The Obama administration, after initially echoing the phrase, quickly reversed course as China moved to expand its influence through an Asia trade pact that excluded the United States, an infrastructure development bank for Asian nations and provocative maritime operations in the East China Sea and South China Sea.
Last month, however, Secretary of State Rex Tillerson raised eyebrows during a visit to Beijing when he appeared to endorse Xi’s vision by parroting some of the language used by Chinese leaders.
“What they’re likely to do is feed into the sense in the Trump administration that disengagement from the global system is a good thing,” said Michael Auslin, an author and Asia analyst at the conservative American Enterprise Institute. He added that Xi will “present Trump with a fait accompli that this is the new style of great power relations.”
Trump administration officials point to the president’s push for greater military spending as evidence he does not intend to shy away from confrontation.
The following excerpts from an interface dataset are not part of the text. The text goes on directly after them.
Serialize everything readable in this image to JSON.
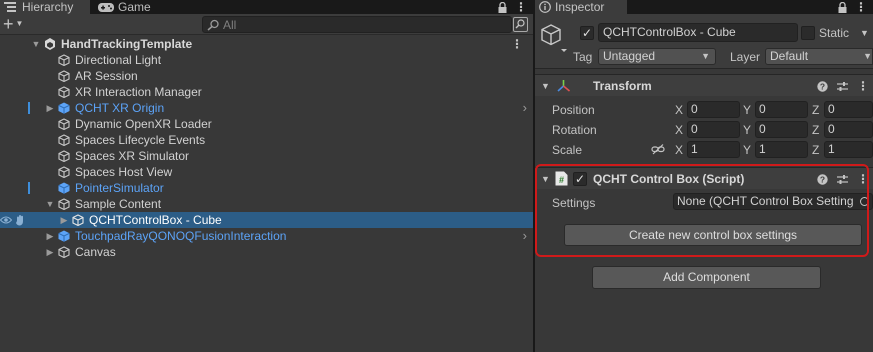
{
  "hierarchy": {
    "tab_label": "Hierarchy",
    "game_tab_label": "Game",
    "add_label": "+",
    "search_placeholder": "All",
    "rows": [
      {
        "label": "HandTrackingTemplate"
      },
      {
        "label": "Directional Light"
      },
      {
        "label": "AR Session"
      },
      {
        "label": "XR Interaction Manager"
      },
      {
        "label": "QCHT XR Origin"
      },
      {
        "label": "Dynamic OpenXR Loader"
      },
      {
        "label": "Spaces Lifecycle Events"
      },
      {
        "label": "Spaces XR Simulator"
      },
      {
        "label": "Spaces Host View"
      },
      {
        "label": "PointerSimulator"
      },
      {
        "label": "Sample Content"
      },
      {
        "label": "QCHTControlBox - Cube"
      },
      {
        "label": "TouchpadRayQONOQFusionInteraction"
      },
      {
        "label": "Canvas"
      }
    ]
  },
  "inspector": {
    "tab_label": "Inspector",
    "object_name": "QCHTControlBox - Cube",
    "static_label": "Static",
    "tag_label": "Tag",
    "tag_value": "Untagged",
    "layer_label": "Layer",
    "layer_value": "Default",
    "transform": {
      "title": "Transform",
      "position_label": "Position",
      "rotation_label": "Rotation",
      "scale_label": "Scale",
      "x": "X",
      "y": "Y",
      "z": "Z",
      "position": [
        "0",
        "0",
        "0"
      ],
      "rotation": [
        "0",
        "0",
        "0"
      ],
      "scale": [
        "1",
        "1",
        "1"
      ]
    },
    "script": {
      "title": "QCHT Control Box (Script)",
      "settings_label": "Settings",
      "settings_value": "None (QCHT Control Box Setting",
      "create_button": "Create new control box settings"
    },
    "add_component_button": "Add Component"
  },
  "colors": {
    "selection": "#2c5d87",
    "prefab_blue": "#5ca3f7",
    "highlight_red": "#d01a1a"
  }
}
During the campaign, Trump denounced China’s maritime expansionism.
But the blustery unilateralism that has defined Trump’s “America first” agenda has already had consequences.
While President Barack Obama sought to hedge against China’s rise by building multilateral partnerships, Trump has moved to unwind them. In his first week, Trump signed an executive order pulling the United States out of the 12-nation Trans-Pacific Partnership that Obama touted as an alternative to the Chinese trade model.
Last week, Trump moved to reverse federal regulations established by Obama to curb U.S. carbon emissions, casting doubt on the United States’ ability to meet its obligations under a global climate agreement signed in Paris in 2015 that includes China.
Into the void stepped Xi, with a pair of speeches at an Asia-Pacific economic summit in Lima, Peru, last fall and at a forum of global economic elite in Davos, Switzerland, in January in which he offered a stout defense of liberalizing trade rules and taking steps on climate.
“In my view, economic globalization . . . delivers benefits to all,” Xi said in Lima. In Davos, he called the climate accord a “hard-won achievement” and added that “all signatories should stick to it in instead of walking away from it.”
Trump did not send a representative to Davos, which took place days before he was sworn in — aides said he viewed the gathering as a betrayal of his populist campaign message.
“I do not want to be the president of the world,” Trump said at an event hosted by building trade unions Tuesday.
While analysts said China also is not interested in, or capable of, assuming the mantle of global leadership, they emphasized that Beijing’s neighbors in Asia have been forced to rethink their relationships with the United States.
“There are big opportunities for the Chinese as a consequence of the America first policy,” said Ian Bremmer, president of the Eurasia Group, a global risk assessment firm. “A lot of countries that used to think they could count more on the United States and were already concerned under Obama are vastly more so under Trump.”